Take the 2-minute tour ×
Stack Overflow is a question and answer site for professional and enthusiast programmers. It's 100% free, no registration required.

I am attempting to use Racket to listen for packets moving through port 80 on my machine. However, I seem to be running into a wall with either my understanding of how a packet sniffer works, my understanding of how Racket works, or both.

Here is my code (most of it comes from Racket's Wikipedia entry).

#lang racket

(require racket/tcp)

(define listener (tcp-listen 80))

(define (echo-server)
  (define-values (in out) (tcp-accept listener))
  (thread (lambda () (copy-port in out) 
                     (print (read in)) 
                     (close-output-port out)))


When I connect to localhost:80 I get some feedback - but when I try to use my web browsers I can't get anything to print. How do I amend this code so that it will listen for packets coming in and going out from web requests?

share|improve this question
By writing moving through i get the impression you want to intercept communication to port 80 while your code only works for urls representing the machine it runs on, like localhost/blabla and not as a sniffer. If you are just looking for a sniffer I suggest wireshark. –  Sylwester Aug 4 '13 at 8:37
I believe you want to implement a proxy server not an echo server: a process that stands in the middle of an HTTP connection and "sees" all incoming/outgoing traffic while allowing a normal communication. –  Óscar López Aug 4 '13 at 14:05
@ÓscarLópez Yes, I believe that's what I am looking for - could you elaborate in an answer the difference between what I have and a proxy server (briefly, if I ask too much)? –  sdasdadas Aug 4 '13 at 23:34
@sdasdadas look for examples of proxy servers. Essentially, it's a process that sits in-between, receives a request from the client, redirects it to the real target, receives the target's response and forwards it to the client ... and does whatever it wants with the request/response that went across it –  Óscar López Aug 4 '13 at 23:36
@ÓscarLópez Thanks! –  sdasdadas Aug 4 '13 at 23:39

2 Answers 2

up vote 3 down vote accepted

However, I seem to be running into a wall with either my understanding of how a packet sniffer works

Yes. A packet sniffer does not use regular sockets; it uses whatever mechanisms are available to passively watch packets received by or sent on a network interface. If you just want to watch HTTP traffic on port 80, without responding to that traffic or altering that traffic, you will need to use something such as libpcap/WinPcap, which use the appropriate mechanism on your OS for passively watching packets. See, for example, the SPeaCap library for Racket.

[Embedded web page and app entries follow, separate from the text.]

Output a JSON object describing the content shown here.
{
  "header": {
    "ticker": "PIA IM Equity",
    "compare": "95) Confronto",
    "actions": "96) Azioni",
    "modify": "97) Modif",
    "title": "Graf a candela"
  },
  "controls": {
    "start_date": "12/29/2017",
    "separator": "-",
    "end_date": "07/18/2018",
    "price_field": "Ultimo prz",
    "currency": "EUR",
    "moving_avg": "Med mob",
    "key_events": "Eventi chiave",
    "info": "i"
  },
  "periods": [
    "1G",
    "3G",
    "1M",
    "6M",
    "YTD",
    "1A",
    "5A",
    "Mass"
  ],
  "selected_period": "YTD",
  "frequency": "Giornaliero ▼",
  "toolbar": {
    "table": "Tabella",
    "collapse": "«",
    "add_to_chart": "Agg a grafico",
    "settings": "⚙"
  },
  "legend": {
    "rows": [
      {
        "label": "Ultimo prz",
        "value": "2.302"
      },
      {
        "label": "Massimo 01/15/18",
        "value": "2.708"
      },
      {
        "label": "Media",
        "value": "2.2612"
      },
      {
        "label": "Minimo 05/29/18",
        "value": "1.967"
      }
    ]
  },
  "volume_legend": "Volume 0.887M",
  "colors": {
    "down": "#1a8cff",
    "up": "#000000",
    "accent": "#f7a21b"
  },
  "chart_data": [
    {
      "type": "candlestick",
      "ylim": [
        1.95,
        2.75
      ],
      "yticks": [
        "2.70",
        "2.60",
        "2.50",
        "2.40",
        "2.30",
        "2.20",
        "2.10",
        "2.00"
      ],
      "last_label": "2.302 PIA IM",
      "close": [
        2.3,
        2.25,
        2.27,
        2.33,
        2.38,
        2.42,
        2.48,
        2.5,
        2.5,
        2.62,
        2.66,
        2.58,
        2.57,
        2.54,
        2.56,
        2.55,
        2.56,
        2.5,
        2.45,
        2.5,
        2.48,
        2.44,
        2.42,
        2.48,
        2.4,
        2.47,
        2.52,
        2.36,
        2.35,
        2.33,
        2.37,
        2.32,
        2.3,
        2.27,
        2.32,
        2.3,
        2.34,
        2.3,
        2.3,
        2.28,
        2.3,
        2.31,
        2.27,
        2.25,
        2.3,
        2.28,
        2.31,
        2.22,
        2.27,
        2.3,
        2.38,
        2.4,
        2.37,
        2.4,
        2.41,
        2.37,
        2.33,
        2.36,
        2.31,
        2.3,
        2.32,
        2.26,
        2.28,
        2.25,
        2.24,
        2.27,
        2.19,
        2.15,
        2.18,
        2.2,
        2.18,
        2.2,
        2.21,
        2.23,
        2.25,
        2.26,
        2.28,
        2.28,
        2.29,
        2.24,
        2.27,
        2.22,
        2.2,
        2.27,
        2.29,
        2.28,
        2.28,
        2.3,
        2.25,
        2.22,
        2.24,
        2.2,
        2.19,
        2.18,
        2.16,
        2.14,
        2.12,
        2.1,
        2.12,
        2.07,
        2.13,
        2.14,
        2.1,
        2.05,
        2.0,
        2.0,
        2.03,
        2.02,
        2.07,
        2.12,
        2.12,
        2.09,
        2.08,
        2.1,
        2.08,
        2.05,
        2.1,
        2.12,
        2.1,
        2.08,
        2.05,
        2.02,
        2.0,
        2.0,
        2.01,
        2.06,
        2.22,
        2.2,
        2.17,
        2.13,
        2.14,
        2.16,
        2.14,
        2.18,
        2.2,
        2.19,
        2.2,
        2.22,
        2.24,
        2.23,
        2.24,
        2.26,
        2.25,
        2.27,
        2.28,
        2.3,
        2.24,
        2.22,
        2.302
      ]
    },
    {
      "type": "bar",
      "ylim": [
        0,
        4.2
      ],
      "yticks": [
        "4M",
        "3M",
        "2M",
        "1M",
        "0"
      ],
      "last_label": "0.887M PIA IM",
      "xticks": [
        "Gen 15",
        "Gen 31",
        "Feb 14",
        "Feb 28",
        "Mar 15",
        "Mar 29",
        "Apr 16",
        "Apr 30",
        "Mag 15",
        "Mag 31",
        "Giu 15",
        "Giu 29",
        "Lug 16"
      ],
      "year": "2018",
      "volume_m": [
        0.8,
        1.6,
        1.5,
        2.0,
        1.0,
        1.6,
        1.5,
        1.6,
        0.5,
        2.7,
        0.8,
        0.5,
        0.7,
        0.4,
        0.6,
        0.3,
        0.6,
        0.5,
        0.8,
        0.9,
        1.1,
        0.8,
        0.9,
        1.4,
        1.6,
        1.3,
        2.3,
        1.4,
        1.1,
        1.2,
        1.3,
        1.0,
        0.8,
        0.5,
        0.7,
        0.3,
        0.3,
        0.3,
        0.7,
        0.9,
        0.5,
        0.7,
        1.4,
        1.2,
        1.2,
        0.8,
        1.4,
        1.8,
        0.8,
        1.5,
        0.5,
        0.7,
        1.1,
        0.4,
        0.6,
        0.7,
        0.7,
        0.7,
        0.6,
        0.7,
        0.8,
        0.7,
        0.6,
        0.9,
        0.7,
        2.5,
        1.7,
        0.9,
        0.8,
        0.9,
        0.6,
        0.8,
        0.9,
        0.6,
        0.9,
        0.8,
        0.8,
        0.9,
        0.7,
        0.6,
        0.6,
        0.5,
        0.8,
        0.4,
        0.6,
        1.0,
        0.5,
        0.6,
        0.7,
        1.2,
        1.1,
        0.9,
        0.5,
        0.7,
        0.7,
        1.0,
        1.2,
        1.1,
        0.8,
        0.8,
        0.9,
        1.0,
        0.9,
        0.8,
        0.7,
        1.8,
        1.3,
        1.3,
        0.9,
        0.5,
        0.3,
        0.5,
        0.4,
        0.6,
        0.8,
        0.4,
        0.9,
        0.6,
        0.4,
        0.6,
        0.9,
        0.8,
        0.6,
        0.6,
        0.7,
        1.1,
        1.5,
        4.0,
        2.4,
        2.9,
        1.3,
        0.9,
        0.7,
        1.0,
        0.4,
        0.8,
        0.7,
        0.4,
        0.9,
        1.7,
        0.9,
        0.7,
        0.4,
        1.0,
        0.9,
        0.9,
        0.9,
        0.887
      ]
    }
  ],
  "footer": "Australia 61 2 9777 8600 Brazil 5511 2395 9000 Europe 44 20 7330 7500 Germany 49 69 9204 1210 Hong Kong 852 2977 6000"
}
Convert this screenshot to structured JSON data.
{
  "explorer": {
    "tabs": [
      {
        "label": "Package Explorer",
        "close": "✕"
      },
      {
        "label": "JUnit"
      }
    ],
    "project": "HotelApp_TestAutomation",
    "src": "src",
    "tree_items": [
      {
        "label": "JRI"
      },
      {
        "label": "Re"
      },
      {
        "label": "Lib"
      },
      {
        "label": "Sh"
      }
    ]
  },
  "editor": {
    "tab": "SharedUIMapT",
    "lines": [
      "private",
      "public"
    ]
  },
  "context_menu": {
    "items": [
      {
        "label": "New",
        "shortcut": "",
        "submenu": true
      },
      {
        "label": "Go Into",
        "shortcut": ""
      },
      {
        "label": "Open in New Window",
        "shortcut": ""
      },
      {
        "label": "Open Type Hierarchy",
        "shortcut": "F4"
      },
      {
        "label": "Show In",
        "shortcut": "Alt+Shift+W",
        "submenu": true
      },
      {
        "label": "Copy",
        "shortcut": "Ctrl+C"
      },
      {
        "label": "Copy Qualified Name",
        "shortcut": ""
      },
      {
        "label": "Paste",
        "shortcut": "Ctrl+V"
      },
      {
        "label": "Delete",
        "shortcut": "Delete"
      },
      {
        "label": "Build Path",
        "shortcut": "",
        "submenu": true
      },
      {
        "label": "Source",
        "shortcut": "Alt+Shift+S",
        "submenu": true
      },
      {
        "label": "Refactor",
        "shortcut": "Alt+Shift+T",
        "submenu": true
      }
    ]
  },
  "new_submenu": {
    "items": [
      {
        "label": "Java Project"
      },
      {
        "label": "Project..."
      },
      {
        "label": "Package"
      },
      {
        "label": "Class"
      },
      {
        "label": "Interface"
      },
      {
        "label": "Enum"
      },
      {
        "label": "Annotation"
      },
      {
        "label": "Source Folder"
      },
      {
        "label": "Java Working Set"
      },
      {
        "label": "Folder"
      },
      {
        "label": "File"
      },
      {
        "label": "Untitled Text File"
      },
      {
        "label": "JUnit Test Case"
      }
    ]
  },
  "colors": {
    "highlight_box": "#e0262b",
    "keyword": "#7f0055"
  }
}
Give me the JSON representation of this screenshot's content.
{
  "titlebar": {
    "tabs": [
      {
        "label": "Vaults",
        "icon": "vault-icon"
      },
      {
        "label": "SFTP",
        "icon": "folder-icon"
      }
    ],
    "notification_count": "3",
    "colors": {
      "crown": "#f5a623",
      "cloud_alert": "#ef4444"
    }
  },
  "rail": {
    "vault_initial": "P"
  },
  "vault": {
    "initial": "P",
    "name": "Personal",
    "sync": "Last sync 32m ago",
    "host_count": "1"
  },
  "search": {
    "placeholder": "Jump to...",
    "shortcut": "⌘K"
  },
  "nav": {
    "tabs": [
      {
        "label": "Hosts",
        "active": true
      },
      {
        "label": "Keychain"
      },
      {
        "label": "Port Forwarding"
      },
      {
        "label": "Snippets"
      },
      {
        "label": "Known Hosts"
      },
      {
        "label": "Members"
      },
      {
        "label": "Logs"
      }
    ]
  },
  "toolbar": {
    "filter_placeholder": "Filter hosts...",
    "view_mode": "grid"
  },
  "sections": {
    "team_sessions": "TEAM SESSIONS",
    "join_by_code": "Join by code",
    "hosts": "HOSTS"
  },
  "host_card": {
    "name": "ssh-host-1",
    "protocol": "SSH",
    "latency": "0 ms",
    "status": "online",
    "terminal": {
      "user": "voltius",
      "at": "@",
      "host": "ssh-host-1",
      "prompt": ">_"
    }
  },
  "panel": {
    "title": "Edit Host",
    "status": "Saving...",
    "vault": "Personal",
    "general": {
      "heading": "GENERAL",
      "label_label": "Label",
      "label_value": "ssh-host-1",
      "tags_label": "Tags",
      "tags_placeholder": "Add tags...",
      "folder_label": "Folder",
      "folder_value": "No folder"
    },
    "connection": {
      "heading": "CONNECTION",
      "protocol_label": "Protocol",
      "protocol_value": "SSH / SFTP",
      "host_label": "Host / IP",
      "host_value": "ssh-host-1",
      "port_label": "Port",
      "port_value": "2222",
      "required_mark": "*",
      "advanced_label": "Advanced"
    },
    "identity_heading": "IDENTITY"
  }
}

Note, however, that if you passively sniff traffic, what you'll see are raw link-layer packets; to extract TCP content from them, you'll have to parse the link-layer header, IP header, and TCP header in order to find the contents. I will leave it up to you to figure out how to do that.

share|improve this answer
Ah, thank you. I don't mind getting in between the packets (like a man in the middle attack?) - but I was ignorant as to if it was possible to sit between my Chrome client and port 80 (and intercept, analyze, and pass forward the packets going from Chrome to some web server). Can this easily be done? Or is this use case exactly why packet sniffing exists? –  sdasdadas Aug 4 '13 at 23:32
Packet sniffing involves intercepting and analyzing; it doesn't involve passing forward, any more than, for example, wiretapping a telephone involves hearing what one person said and repeating it to the other person so they hear it. Another alternative is to write a Web proxy program that passes all traffic through, in both directions, and also does its own analysis of the traffic. To use that, however, you'd have to configure Chrome to go through your application as a proxy server. I will leave it up to you to figure out how to do that. –  Guy Harris Aug 5 '13 at 6:06

Your TCP server is just acting as an echo server, which means that it's not conforming to HTTP. Your browser is expecting a valid HTTP response, so it's not surprising that it doesn't work.

Racket has libraries for all sorts of things. A quick search of the documentation turned up this: Web Server: HTTP Server

share|improve this answer
I may be off base, but I'm not too interested in the web server side of things. I just want to grab the headers of network data coming through port 80. Even if my browser expects an HTTP response, won't I still intercept the request going out? –  sdasdadas Aug 4 '13 at 7:19

Your Answer


By posting your answer, you agree to the privacy policy and terms of service.

Not the answer you're looking for? Browse other questions tagged or ask your own question.